▸ **Required work**
Copy every record exactly, with nothing left out.

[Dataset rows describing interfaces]
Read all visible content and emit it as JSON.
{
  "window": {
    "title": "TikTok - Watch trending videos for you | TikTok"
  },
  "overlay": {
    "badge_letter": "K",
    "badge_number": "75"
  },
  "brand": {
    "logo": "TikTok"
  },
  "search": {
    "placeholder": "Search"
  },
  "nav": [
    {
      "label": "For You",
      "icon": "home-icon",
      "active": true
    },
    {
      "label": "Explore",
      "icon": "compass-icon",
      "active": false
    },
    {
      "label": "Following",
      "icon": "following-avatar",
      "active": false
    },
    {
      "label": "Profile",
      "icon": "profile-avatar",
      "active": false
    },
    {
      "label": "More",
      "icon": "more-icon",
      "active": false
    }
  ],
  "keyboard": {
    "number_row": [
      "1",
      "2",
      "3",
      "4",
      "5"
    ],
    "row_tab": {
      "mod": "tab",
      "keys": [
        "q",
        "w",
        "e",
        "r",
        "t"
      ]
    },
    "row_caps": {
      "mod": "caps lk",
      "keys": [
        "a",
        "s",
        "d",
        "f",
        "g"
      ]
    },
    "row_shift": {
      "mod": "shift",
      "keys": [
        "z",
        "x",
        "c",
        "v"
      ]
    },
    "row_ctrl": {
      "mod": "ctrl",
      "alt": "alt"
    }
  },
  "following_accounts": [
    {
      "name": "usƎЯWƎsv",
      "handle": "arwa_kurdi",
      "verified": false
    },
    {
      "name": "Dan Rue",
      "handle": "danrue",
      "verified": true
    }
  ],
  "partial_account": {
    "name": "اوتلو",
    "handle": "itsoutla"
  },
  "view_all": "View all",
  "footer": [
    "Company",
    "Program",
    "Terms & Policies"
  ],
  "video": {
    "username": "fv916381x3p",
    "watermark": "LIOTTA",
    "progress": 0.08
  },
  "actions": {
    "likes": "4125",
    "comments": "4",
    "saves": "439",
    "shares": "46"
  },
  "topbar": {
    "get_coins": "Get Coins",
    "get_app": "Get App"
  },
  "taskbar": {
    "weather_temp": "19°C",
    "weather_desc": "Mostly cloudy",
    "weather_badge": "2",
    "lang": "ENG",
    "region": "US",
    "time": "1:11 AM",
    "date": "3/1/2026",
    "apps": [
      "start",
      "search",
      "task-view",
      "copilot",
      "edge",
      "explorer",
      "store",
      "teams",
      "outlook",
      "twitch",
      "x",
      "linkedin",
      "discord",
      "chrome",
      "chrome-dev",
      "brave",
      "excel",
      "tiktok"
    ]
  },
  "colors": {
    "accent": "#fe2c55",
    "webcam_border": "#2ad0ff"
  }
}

▸ **Response below**
Read all visible content and emit it as JSON.
{
  "window": {
    "title": "TikTok - Watch trending videos for you | TikTok"
  },
  "overlay": {
    "badge_letter": "K",
    "badge_number": "75"
  },
  "brand": {
    "logo": "TikTok"
  },
  "search": {
    "placeholder": "Search"
  },
  "nav": [
    {
      "label": "For You",
      "icon": "home-icon",
      "active": true
    },
    {
      "label": "Explore",
      "icon": "compass-icon",
      "active": false
    },
    {
      "label": "Following",
      "icon": "following-avatar",
      "active": false
    },
    {
      "label": "Profile",
      "icon": "profile-avatar",
      "active": false
    },
    {
      "label": "More",
      "icon": "more-icon",
      "active": false
    }
  ],
  "keyboard": {
    "number_row": [
      "1",
      "2",
      "3",
      "4",
      "5"
    ],
    "row_tab": {
      "mod": "tab",
      "keys": [
        "q",
        "w",
        "e",
        "r",
        "t"
      ]
    },
    "row_caps": {
      "mod": "caps lk",
      "keys": [
        "a",
        "s",
        "d",
        "f",
        "g"
      ]
    },
    "row_shift": {
      "mod": "shift",
      "keys": [
        "z",
        "x",
        "c",
        "v"
      ]
    },
    "row_ctrl": {
      "mod": "ctrl",
      "alt": "alt"
    }
  },
  "following_accounts": [
    {
      "name": "usƎЯWƎsv",
      "handle": "arwa_kurdi",
      "verified": false
    },
    {
      "name": "Dan Rue",
      "handle": "danrue",
      "verified": true
    }
  ],
  "partial_account": {
    "name": "اوتلو",
    "handle": "itsoutla"
  },
  "view_all": "View all",
  "footer": [
    "Company",
    "Program",
    "Terms & Policies"
  ],
  "video": {
    "username": "fv916381x3p",
    "watermark": "LIOTTA",
    "progress": 0.08
  },
  "actions": {
    "likes": "4125",
    "comments": "4",
    "saves": "439",
    "shares": "46"
  },
  "topbar": {
    "get_coins": "Get Coins",
    "get_app": "Get App"
  },
  "taskbar": {
    "weather_temp": "19°C",
    "weather_desc": "Mostly cloudy",
    "weather_badge": "2",
    "lang": "ENG",
    "region": "US",
    "time": "1:11 AM",
    "date": "3/1/2026",
    "apps": [
      "start",
      "search",
      "task-view",
      "copilot",
      "edge",
      "explorer",
      "store",
      "teams",
      "outlook",
      "twitch",
      "x",
      "linkedin",
      "discord",
      "chrome",
      "chrome-dev",
      "brave",
      "excel",
      "tiktok"
    ]
  },
  "colors": {
    "accent": "#fe2c55",
    "webcam_border": "#2ad0ff"
  }
}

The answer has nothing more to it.